- Before Christmas, a candy and gift basket company sends a series of emails with different gift ideas
- Leading up to a book launch, an author releases a series of tantalizing excerpts and pre-publication offers
If you get a low response to your first email campaign, don’t give up. In fact, you should dig in to fine-tune your marketing strategy. Common mistakes business owners make in a single email blast include making the email too long and text-driven, being vague about pricing, and talking about who you are and what you do — instead of solving a customer’s problems.
Use Colorful Graphics, Go Light on Text
Don’t try to explain your entire business or all your products in one email. Pick one clear message and package it with some professional-looking photos and graphics. Keep the email as short as possible — preferably contained in one screen so readers don’t have to scroll down much to see your entire message.
Identify a Problem, Offer a Solution
When choosing your sales message, refrain from talking about yourself, your business, and how wonderful your products or services are. Instead, point to a simple need that you know your readers have, and say why your offer will help them. Let the quality of your message and graphics convince them that you are the best.
Jennifer Sicotte, marketing consultant at Sicotte Creative shares this advice: “Treat your email list customers like insiders. People love being in the know or the first to try something. This is your opportunity to reach out to your biggest fans — your customers — and offer them special sales, coupons, and new product information. Segment your mailing lists based on purchasing power. Platinum buyers should receive different information or discounts than your bronze-level purchasers. You can try the reverse of this, too, to encourage your bronze purchasers to level up. Before you send, review your call to action. Does it make you want to drop what you’re doing and buy? If not, rework it.”
Escalate and Overlap Your Messages
Sending a series of short, related email blasts will give your readers more than one reason to contact you, and more than one opportunity to do so. For instance, with the holidays coming up, retailers could start by offering something for parties and entertaining, then different gift solutions, and finally some great deals on shipping.

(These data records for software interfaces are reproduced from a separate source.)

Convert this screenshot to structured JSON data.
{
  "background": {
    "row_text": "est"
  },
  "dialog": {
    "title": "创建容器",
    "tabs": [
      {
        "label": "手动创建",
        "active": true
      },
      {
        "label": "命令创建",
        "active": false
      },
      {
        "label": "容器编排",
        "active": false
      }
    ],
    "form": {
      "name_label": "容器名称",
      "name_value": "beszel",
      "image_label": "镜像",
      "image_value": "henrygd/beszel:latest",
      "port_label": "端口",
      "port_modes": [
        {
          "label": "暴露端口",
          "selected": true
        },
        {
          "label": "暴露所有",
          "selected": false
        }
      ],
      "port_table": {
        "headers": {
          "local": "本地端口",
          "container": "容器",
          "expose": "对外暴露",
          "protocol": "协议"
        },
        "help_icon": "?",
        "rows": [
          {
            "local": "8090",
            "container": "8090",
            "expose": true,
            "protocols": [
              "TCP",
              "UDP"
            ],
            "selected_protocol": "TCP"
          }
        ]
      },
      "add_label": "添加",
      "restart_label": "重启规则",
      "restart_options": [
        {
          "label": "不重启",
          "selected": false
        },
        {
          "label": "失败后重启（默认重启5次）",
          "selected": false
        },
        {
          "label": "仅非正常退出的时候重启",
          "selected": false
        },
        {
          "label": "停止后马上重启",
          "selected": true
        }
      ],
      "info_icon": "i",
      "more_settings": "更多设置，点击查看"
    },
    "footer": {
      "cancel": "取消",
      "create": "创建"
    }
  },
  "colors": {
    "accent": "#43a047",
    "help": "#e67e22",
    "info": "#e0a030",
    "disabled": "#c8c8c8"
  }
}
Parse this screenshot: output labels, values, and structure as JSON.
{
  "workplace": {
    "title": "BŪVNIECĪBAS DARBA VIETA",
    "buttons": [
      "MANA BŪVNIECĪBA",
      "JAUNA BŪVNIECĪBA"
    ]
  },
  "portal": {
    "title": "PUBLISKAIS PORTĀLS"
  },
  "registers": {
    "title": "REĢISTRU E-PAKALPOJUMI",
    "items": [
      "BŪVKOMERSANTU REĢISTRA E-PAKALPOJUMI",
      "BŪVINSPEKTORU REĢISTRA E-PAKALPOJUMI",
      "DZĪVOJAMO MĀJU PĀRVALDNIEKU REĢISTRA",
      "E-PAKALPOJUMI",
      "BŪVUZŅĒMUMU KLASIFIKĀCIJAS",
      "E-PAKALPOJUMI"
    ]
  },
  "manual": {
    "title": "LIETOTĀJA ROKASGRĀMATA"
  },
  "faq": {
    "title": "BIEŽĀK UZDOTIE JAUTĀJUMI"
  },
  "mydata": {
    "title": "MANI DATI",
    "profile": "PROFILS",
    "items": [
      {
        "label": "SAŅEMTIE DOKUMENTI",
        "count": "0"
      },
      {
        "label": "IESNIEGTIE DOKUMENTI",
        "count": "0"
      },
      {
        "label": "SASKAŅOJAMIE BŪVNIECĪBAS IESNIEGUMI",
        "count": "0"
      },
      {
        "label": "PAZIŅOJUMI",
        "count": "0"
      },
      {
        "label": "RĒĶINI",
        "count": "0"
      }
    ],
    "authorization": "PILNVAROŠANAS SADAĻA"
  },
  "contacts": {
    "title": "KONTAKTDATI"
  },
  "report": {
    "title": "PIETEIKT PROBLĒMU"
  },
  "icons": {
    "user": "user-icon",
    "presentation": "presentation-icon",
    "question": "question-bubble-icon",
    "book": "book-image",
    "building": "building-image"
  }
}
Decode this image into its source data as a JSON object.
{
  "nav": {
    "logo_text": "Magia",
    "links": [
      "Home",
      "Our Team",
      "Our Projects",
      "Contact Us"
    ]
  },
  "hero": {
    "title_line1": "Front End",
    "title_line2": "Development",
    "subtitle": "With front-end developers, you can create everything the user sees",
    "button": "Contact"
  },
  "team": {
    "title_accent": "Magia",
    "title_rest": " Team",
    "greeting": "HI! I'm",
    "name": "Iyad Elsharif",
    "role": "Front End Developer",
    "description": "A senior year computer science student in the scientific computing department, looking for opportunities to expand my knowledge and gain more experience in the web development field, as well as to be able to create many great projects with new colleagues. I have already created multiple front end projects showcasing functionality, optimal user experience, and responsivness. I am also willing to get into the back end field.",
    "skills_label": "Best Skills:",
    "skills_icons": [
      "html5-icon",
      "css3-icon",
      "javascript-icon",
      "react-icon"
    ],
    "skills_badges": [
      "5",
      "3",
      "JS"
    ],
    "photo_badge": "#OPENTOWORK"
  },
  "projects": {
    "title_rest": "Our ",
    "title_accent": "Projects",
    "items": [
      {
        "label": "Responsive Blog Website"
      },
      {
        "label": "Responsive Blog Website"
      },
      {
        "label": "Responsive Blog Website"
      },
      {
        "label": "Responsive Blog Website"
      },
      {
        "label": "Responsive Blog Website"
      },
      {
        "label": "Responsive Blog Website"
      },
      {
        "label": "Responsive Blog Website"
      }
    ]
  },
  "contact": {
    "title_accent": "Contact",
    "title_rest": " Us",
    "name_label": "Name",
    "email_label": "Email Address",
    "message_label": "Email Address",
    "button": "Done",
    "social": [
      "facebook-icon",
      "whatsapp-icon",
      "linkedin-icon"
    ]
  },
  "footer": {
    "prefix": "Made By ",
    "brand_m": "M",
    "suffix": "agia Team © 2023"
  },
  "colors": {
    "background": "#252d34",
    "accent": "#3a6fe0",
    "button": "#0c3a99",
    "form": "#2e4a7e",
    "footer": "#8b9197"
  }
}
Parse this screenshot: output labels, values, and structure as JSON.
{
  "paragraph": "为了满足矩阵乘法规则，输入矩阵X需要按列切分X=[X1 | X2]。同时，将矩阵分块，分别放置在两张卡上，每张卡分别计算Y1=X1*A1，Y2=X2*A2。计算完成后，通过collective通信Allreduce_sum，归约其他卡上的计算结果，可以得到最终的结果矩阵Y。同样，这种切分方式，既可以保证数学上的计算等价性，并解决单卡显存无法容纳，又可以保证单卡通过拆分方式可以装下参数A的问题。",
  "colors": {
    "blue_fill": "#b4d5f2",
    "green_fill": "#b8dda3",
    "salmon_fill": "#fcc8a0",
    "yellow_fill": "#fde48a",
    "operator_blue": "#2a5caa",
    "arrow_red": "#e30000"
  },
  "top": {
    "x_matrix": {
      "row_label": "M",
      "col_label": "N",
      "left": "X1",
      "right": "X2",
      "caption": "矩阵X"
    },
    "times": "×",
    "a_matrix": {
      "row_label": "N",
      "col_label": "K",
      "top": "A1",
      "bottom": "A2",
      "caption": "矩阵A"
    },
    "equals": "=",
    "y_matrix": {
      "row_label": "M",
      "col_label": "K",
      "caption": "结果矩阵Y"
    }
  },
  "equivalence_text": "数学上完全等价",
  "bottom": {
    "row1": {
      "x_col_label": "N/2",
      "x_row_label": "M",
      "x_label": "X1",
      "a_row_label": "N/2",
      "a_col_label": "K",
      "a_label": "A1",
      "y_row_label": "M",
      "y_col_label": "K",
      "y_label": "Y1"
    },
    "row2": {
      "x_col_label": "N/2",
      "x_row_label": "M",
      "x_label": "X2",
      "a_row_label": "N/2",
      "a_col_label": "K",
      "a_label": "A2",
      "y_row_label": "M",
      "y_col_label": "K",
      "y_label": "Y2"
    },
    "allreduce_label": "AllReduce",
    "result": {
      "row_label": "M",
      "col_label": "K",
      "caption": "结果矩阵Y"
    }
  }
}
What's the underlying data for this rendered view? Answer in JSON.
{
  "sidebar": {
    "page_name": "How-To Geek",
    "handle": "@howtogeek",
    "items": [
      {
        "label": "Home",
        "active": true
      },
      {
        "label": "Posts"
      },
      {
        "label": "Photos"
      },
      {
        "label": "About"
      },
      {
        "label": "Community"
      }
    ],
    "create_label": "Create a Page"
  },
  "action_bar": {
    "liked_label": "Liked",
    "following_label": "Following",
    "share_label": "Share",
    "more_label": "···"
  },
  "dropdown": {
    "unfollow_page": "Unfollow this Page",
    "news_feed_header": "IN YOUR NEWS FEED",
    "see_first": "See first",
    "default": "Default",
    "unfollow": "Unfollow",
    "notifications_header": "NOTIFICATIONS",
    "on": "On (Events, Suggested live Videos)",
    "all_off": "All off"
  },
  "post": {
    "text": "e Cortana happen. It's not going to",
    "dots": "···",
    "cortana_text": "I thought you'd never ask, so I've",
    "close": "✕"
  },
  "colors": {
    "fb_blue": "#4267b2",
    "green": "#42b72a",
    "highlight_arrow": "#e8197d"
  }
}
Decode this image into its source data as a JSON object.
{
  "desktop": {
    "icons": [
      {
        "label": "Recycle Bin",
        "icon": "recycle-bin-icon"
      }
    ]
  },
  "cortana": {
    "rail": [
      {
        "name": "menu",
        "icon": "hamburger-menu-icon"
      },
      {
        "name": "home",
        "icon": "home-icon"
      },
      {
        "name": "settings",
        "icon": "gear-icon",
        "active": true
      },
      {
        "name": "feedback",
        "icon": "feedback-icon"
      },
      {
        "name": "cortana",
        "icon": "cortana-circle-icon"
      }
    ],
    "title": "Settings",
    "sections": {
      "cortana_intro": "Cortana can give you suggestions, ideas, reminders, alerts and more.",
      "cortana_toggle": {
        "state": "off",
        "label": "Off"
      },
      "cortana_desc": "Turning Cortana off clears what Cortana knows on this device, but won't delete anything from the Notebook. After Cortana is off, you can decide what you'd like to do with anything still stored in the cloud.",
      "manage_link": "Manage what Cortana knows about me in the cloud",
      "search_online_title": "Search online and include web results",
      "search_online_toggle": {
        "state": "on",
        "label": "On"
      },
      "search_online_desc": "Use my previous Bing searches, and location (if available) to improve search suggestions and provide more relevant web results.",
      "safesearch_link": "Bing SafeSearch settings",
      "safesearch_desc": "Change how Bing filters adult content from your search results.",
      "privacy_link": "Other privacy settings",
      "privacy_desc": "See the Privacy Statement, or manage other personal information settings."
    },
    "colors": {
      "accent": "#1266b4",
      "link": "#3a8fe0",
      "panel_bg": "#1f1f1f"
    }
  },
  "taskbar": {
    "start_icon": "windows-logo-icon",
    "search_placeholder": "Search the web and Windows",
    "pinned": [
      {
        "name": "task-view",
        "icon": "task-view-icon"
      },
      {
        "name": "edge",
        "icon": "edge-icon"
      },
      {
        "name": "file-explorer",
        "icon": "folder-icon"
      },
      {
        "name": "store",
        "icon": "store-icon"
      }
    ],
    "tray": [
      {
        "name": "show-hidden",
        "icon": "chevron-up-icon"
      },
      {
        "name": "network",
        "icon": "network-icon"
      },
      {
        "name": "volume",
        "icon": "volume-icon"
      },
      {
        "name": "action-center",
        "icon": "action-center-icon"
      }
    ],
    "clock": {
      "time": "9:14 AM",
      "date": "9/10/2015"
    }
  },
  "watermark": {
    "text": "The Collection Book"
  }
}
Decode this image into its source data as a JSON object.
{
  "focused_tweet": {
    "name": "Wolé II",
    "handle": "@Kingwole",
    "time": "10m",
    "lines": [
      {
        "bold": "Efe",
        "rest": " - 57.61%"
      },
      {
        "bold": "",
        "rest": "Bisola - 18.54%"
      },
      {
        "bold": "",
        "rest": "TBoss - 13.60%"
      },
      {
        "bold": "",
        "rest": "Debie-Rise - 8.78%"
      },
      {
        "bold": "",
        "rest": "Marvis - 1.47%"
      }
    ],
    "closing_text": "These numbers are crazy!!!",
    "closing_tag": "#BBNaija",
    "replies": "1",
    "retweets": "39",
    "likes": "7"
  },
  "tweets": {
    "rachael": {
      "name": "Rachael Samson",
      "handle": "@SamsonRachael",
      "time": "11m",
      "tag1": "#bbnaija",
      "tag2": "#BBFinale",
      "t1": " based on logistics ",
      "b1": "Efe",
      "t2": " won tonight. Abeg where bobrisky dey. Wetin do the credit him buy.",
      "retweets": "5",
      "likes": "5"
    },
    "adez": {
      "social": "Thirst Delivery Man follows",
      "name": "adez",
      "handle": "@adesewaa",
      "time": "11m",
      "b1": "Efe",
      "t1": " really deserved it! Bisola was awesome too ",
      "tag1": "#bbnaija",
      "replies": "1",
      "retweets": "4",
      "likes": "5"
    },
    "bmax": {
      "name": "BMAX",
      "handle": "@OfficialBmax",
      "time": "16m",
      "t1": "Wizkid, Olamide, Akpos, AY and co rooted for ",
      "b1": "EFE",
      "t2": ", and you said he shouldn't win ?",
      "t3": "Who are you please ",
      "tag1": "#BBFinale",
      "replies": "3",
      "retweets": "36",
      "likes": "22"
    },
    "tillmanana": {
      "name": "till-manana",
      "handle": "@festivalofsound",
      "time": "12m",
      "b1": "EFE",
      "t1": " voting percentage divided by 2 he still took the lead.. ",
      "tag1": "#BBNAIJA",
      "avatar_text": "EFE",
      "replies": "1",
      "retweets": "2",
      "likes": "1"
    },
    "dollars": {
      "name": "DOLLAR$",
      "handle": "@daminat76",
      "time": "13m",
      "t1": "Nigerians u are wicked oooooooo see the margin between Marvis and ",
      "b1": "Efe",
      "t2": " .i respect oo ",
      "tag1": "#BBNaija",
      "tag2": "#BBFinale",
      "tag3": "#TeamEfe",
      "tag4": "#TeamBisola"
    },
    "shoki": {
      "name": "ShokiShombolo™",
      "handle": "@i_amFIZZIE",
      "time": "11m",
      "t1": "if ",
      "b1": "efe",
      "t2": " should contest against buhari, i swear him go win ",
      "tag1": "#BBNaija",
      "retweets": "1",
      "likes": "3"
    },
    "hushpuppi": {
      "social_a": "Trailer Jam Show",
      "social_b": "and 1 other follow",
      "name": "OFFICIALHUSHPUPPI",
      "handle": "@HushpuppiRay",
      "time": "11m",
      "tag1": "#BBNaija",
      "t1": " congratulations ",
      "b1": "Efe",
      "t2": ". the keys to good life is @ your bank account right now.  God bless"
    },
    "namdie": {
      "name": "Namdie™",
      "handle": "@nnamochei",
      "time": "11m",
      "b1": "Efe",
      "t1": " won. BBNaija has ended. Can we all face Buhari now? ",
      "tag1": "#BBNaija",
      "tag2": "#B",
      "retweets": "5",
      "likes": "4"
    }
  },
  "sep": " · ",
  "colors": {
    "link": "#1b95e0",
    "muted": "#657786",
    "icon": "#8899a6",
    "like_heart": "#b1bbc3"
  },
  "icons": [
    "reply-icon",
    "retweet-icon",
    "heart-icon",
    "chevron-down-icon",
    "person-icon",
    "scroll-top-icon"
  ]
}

Always Include One Clear Call to Action
Of course you will want to include links to your website, email list, blog and social media. But for each email choose just one destination to feature. It needn’t always be your website. If you provide a service, you might want to drive people to your blog — partly to boost traffic, but also to get them to rely on you for solutions and advice.